Different versions of Pos(Needle, Haystack: <sometype>; Offset: Integer): Integer
where <sometype> is UnicodeString, AnsiString or TBytes

Testing with Haystack lengths of 50, 200, 3000, 4000 and 300000
and Needle lengths of 1, 3, 8 and 20
5 * 4 * 2000 = 40000 loops

WIN64                                   WIN32

UnicodeString                           UnicodeString
-------------                           -------------
System.Pos:           2428 ms           System.Pos:           1051 ms
StrUtils.PosEx:       2258 ms           StrUtils.PosEx:       1070 ms
RVPosExU:             1071 ms           RVPosExU:             1050 ms

AnsiString                              AnsiString
----------                              ----------
System.Pos:           4956 ms           System.Pos:           1046 ms
AnsiStrings.PosEx:    4959 ms           AnsiStrings.PosEx:    1051 ms
OrgPosA:              5129 ms           OrgPosA:              5712 ms
PosUModForA:          1958 ms           PosUModForA:          3744 ms
RVPosExA:             1322 ms           RVPosExA:             1086 ms

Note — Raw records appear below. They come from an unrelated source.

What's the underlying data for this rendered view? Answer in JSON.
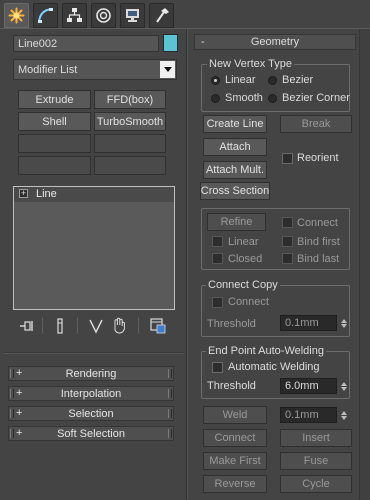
{
  "tabs": [
    {
      "name": "create-tab",
      "icon": "create-icon",
      "active": true
    },
    {
      "name": "modify-tab",
      "icon": "modify-curve-icon",
      "active": false
    },
    {
      "name": "hierarchy-tab",
      "icon": "hierarchy-icon",
      "active": false
    },
    {
      "name": "motion-tab",
      "icon": "motion-icon",
      "active": false
    },
    {
      "name": "display-tab",
      "icon": "display-monitor-icon",
      "active": false
    },
    {
      "name": "utilities-tab",
      "icon": "hammer-icon",
      "active": false
    }
  ],
  "object": {
    "name": "Line002",
    "color": "#5bc4d4"
  },
  "modifier_list": {
    "label": "Modifier List"
  },
  "modifier_buttons": [
    "Extrude",
    "FFD(box)",
    "Shell",
    "TurboSmooth"
  ],
  "stack": {
    "items": [
      {
        "label": "Line",
        "toggle": "+"
      }
    ]
  },
  "left_rollouts": [
    {
      "label": "Rendering",
      "toggle": "+"
    },
    {
      "label": "Interpolation",
      "toggle": "+"
    },
    {
      "label": "Selection",
      "toggle": "+"
    },
    {
      "label": "Soft Selection",
      "toggle": "+"
    }
  ],
  "geometry": {
    "title": "Geometry",
    "toggle": "-",
    "new_vertex_type": {
      "label": "New Vertex Type",
      "options": [
        "Linear",
        "Bezier",
        "Smooth",
        "Bezier Corner"
      ],
      "selected": "Linear"
    },
    "create_line": "Create Line",
    "break": "Break",
    "attach": "Attach",
    "attach_mult": "Attach Mult.",
    "reorient": "Reorient",
    "cross_section": "Cross Section",
    "refine": "Refine",
    "connect_chk": "Connect",
    "linear": "Linear",
    "bind_first": "Bind first",
    "closed": "Closed",
    "bind_last": "Bind last",
    "connect_copy": {
      "label": "Connect Copy",
      "connect": "Connect",
      "threshold_label": "Threshold",
      "threshold_value": "0.1mm"
    },
    "auto_weld": {
      "label": "End Point Auto-Welding",
      "automatic": "Automatic Welding",
      "threshold_label": "Threshold",
      "threshold_value": "6.0mm"
    },
    "weld": "Weld",
    "weld_value": "0.1mm",
    "connect_btn": "Connect",
    "insert": "Insert",
    "make_first": "Make First",
    "fuse": "Fuse",
    "reverse": "Reverse",
    "cycle": "Cycle"
  }
}
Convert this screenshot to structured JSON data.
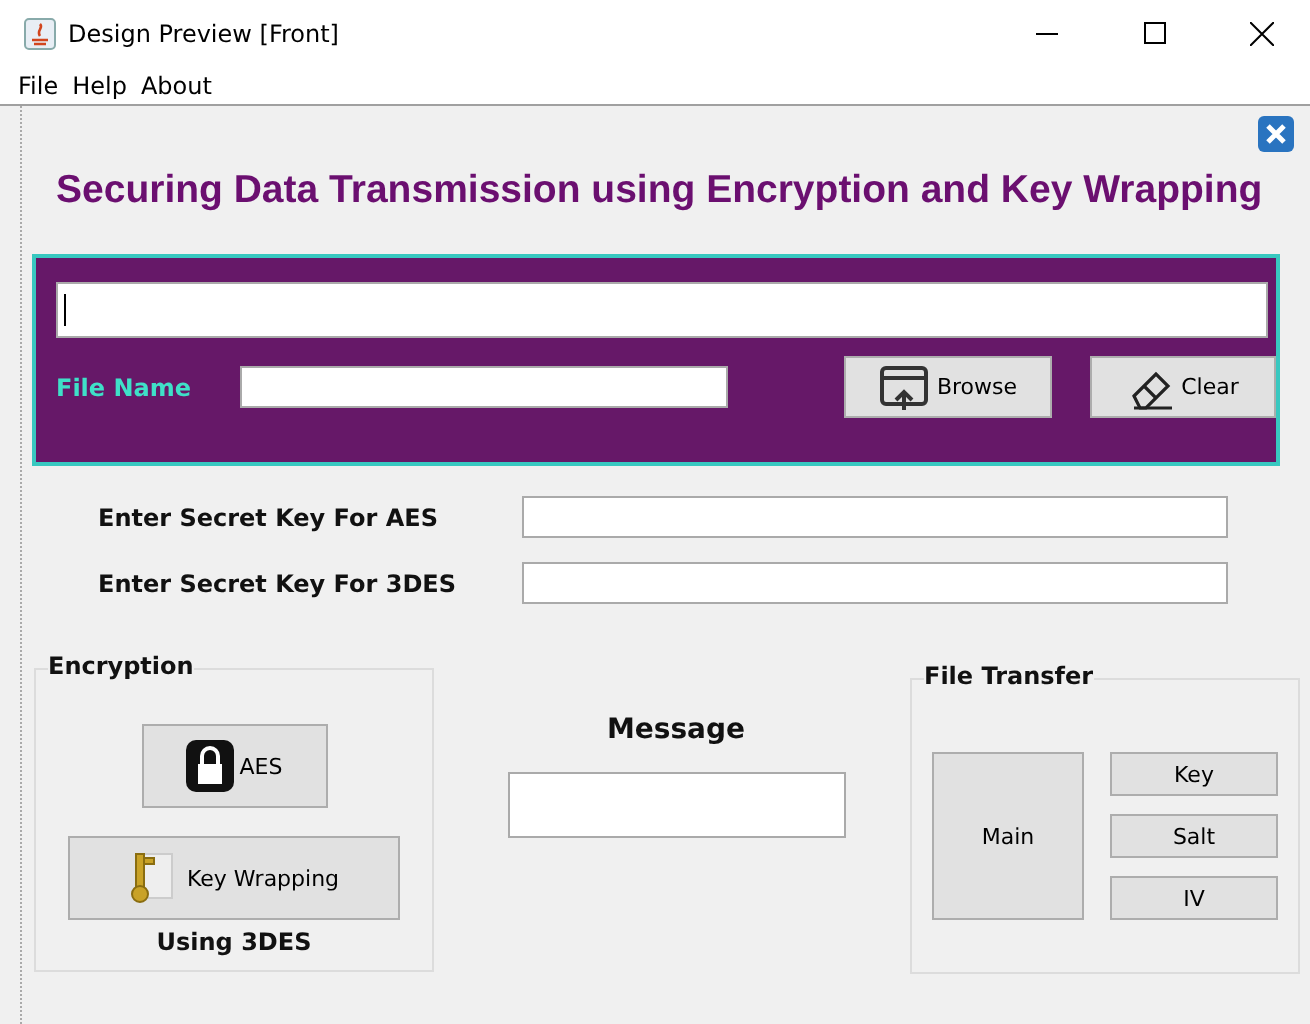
{
  "window": {
    "title": "Design Preview [Front]"
  },
  "menu": [
    "File",
    "Help",
    "About"
  ],
  "heading": "Securing Data Transmission using Encryption and Key Wrapping",
  "file_panel": {
    "path_field": {
      "focused": true
    },
    "file_name_label": "File Name",
    "buttons": [
      {
        "label": "Browse",
        "kind": "browse"
      },
      {
        "label": "Clear",
        "kind": "clear"
      }
    ]
  },
  "keys": [
    {
      "label": "Enter Secret Key For AES"
    },
    {
      "label": "Enter Secret Key For 3DES"
    }
  ],
  "encryption": {
    "title": "Encryption",
    "buttons": [
      {
        "label": "AES",
        "kind": "lock"
      },
      {
        "label": "Key Wrapping",
        "kind": "key"
      }
    ],
    "caption": "Using 3DES"
  },
  "message": {
    "label": "Message"
  },
  "file_transfer": {
    "title": "File  Transfer",
    "main": "Main",
    "buttons": [
      "Key",
      "Salt",
      "IV"
    ]
  }
}
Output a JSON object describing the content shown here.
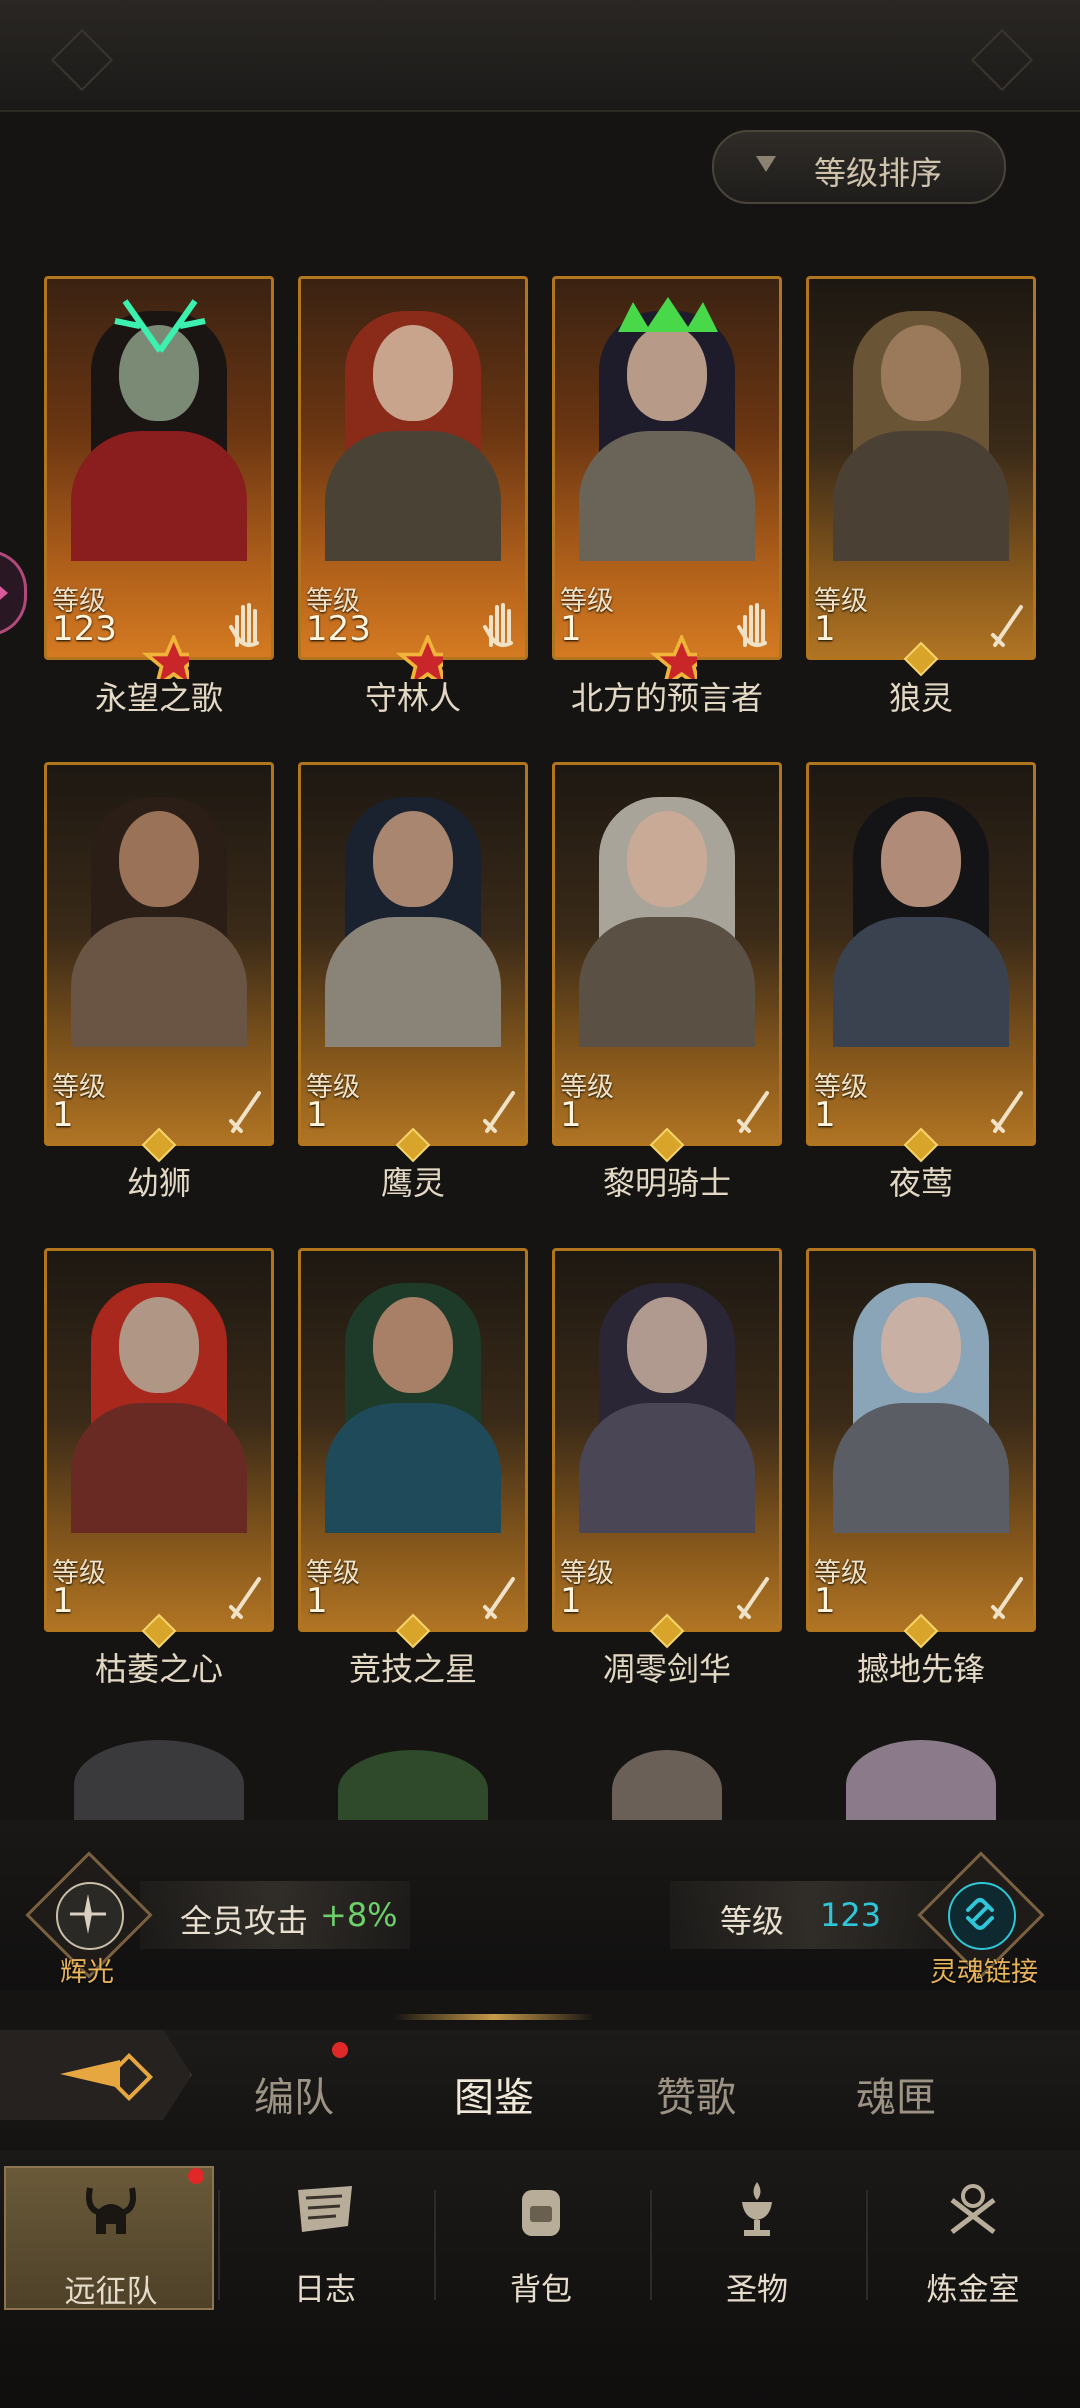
{
  "header": {
    "sort_label": "等级排序"
  },
  "heroes": [
    {
      "name": "永望之歌",
      "level_label": "等级",
      "level": "123"
    },
    {
      "name": "守林人",
      "level_label": "等级",
      "level": "123"
    },
    {
      "name": "北方的预言者",
      "level_label": "等级",
      "level": "1"
    },
    {
      "name": "狼灵",
      "level_label": "等级",
      "level": "1"
    },
    {
      "name": "幼狮",
      "level_label": "等级",
      "level": "1"
    },
    {
      "name": "鹰灵",
      "level_label": "等级",
      "level": "1"
    },
    {
      "name": "黎明骑士",
      "level_label": "等级",
      "level": "1"
    },
    {
      "name": "夜莺",
      "level_label": "等级",
      "level": "1"
    },
    {
      "name": "枯萎之心",
      "level_label": "等级",
      "level": "1"
    },
    {
      "name": "竞技之星",
      "level_label": "等级",
      "level": "1"
    },
    {
      "name": "凋零剑华",
      "level_label": "等级",
      "level": "1"
    },
    {
      "name": "撼地先锋",
      "level_label": "等级",
      "level": "1"
    }
  ],
  "stats": {
    "left_emblem_label": "辉光",
    "attack_label": "全员攻击",
    "attack_value": "+8%",
    "level_label": "等级",
    "level_value": "123",
    "right_emblem_label": "灵魂链接"
  },
  "subtabs": [
    "编队",
    "图鉴",
    "赞歌",
    "魂匣"
  ],
  "nav": [
    "远征队",
    "日志",
    "背包",
    "圣物",
    "炼金室"
  ],
  "colors": {
    "accent_gold": "#e6a640",
    "green": "#6ed06a",
    "cyan": "#2ec6d8",
    "notify_red": "#e02828"
  }
}
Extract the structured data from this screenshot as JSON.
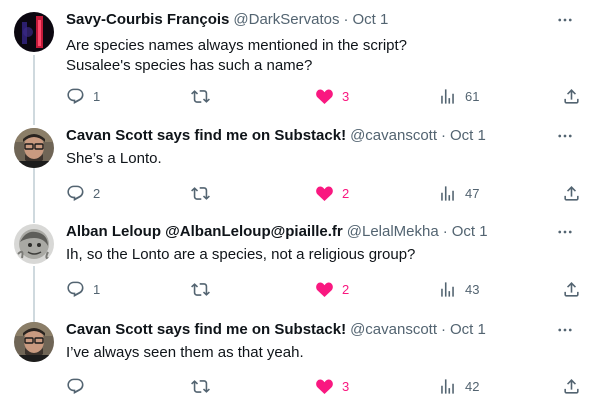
{
  "tweets": [
    {
      "name": "Savy-Courbis François",
      "handle": "@DarkServatos",
      "time": "Oct 1",
      "text": "Are species names always mentioned in the script?\nSusalee's species has such a name?",
      "replies": "1",
      "likes": "3",
      "views": "61"
    },
    {
      "name": "Cavan Scott says find me on Substack!",
      "handle": "@cavanscott",
      "time": "Oct 1",
      "text": "She’s a Lonto.",
      "replies": "2",
      "likes": "2",
      "views": "47"
    },
    {
      "name": "Alban Leloup @AlbanLeloup@piaille.fr",
      "handle": "@LelalMekha",
      "time": "Oct 1",
      "text": "Ih, so the Lonto are a species, not a religious group?",
      "replies": "1",
      "likes": "2",
      "views": "43"
    },
    {
      "name": "Cavan Scott says find me on Substack!",
      "handle": "@cavanscott",
      "time": "Oct 1",
      "text": "I’ve always seen them as that yeah.",
      "replies": "",
      "likes": "3",
      "views": "42"
    }
  ],
  "separator": "·",
  "icons": {
    "reply": "reply-icon",
    "retweet": "retweet-icon",
    "like": "heart-icon",
    "views": "views-icon",
    "share": "share-icon",
    "more": "more-icon"
  },
  "colors": {
    "like_active": "#f91880",
    "secondary_text": "#536471",
    "thread_line": "#cfd9de"
  }
}
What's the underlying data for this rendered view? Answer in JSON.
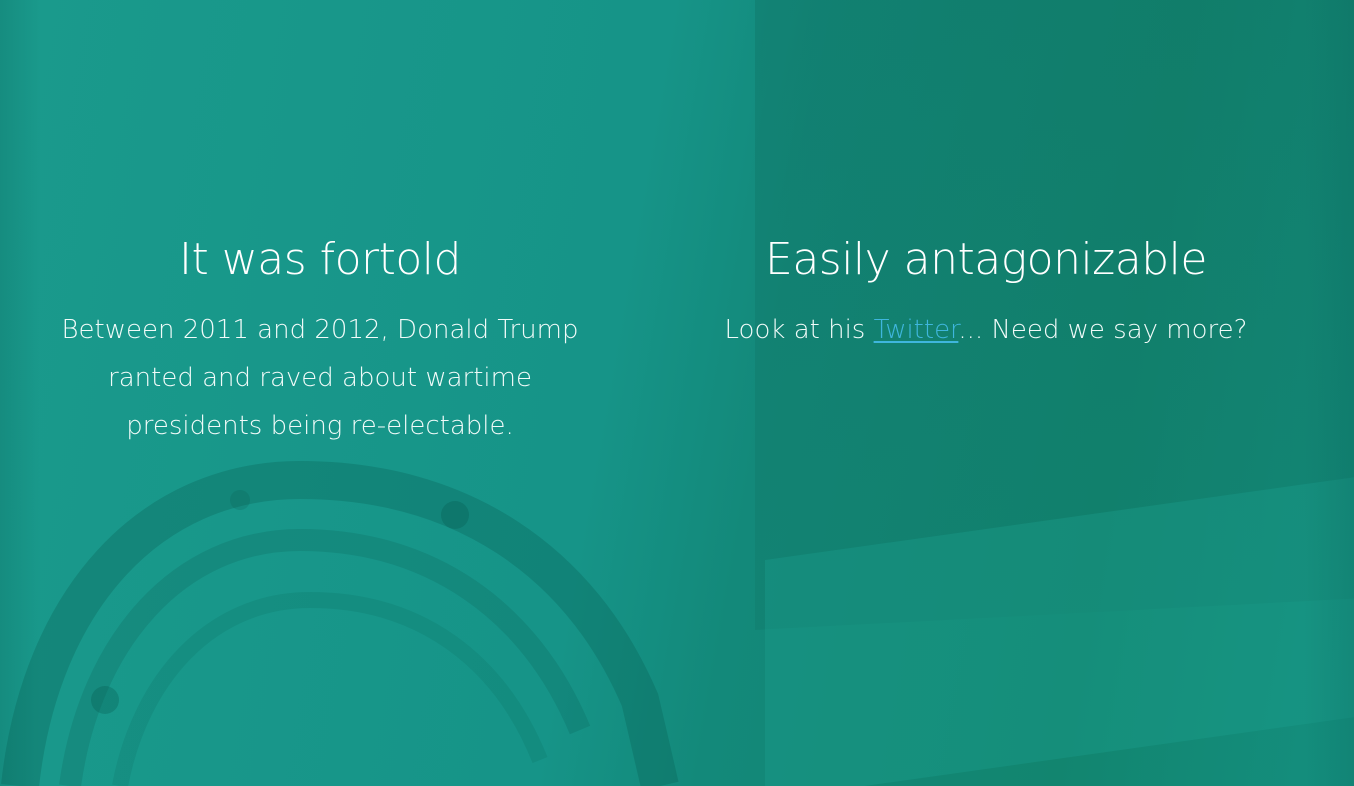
{
  "colors": {
    "background": "#169488",
    "text": "#ffffff",
    "link": "#3fb6dd"
  },
  "left_column": {
    "heading": "It was fortold",
    "body": "Between 2011 and 2012, Donald Trump ranted and raved about wartime presidents being re-electable."
  },
  "right_column": {
    "heading": "Easily antagonizable",
    "body_before": "Look at his ",
    "link_text": "Twitter",
    "body_after": "... Need we say more?"
  }
}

TBytes                                  TBytes
------                                  ------
RVPosEXB:              998 ms           RVPosEXB:             2754 ms


Haystack: random string of 500000000 ASCII characters or bytes
Needle: last 10 characters of Haystack = 'WRDURJVDFA'

WIN64                                   WIN32

UnicodeString                           UnicodeString
-------------                           -------------
System.Pos:            847 ms           System.Pos:            421 ms
Strutils.PosEx:        827 ms           Strutils.PosEx:        414 ms
RVPosExU:              421 ms           RVPosExU:              438 ms

AnsiString                              AnsiString
----------                              ----------
System.Pos:           1735 ms           System.Pos:            428 ms
AnsiStrings.PosEx:    1831 ms           AnsiStrings.PosEx:     428 ms
OrgPosA:              1749 ms           OrgPosA:              2687 ms
PosUModForA:           708 ms           PosUModForA:          1525 ms
RVPosExA:              368 ms           RVPosExA:              423 ms
RvPosExA(,,Offset):    200 ms           RvPosExA(,,Offset):    220 ms

TBytes                                  TBytes
------                                  ------
RVPosExB(TBytes):      385 ms           RVPosExB(TBytes):     1095 ms

The routines RVPosExA, RVPosExU and RVPosExB are my implementations for AnsiString, UnicodeString and TBytes respectively. OrgPosA is the original code for Pos for AnsiString, while PosUModForA is the original PUREPASCAL code for Pos for UnicodeString, modified for AnsiString.

As you can see, the PosUModForA routine is almost twice as fast as the rather braindead OrgPosA, and in WIN32, the RVPosEx<A/U/B> implementations are faster than the others.

I didn't check, but it is well possible that one of the plain Pascal versions of the FastCode project is faster. But for me, this implementation is a start and proof, that with a few simple optimizations string routines could be made faster. Perhaps, one day, Embarcadero will adopt more of the plain Pascal code from the FastCode project.

The code for the routines and the program that produces the output above can be downloaded from my website.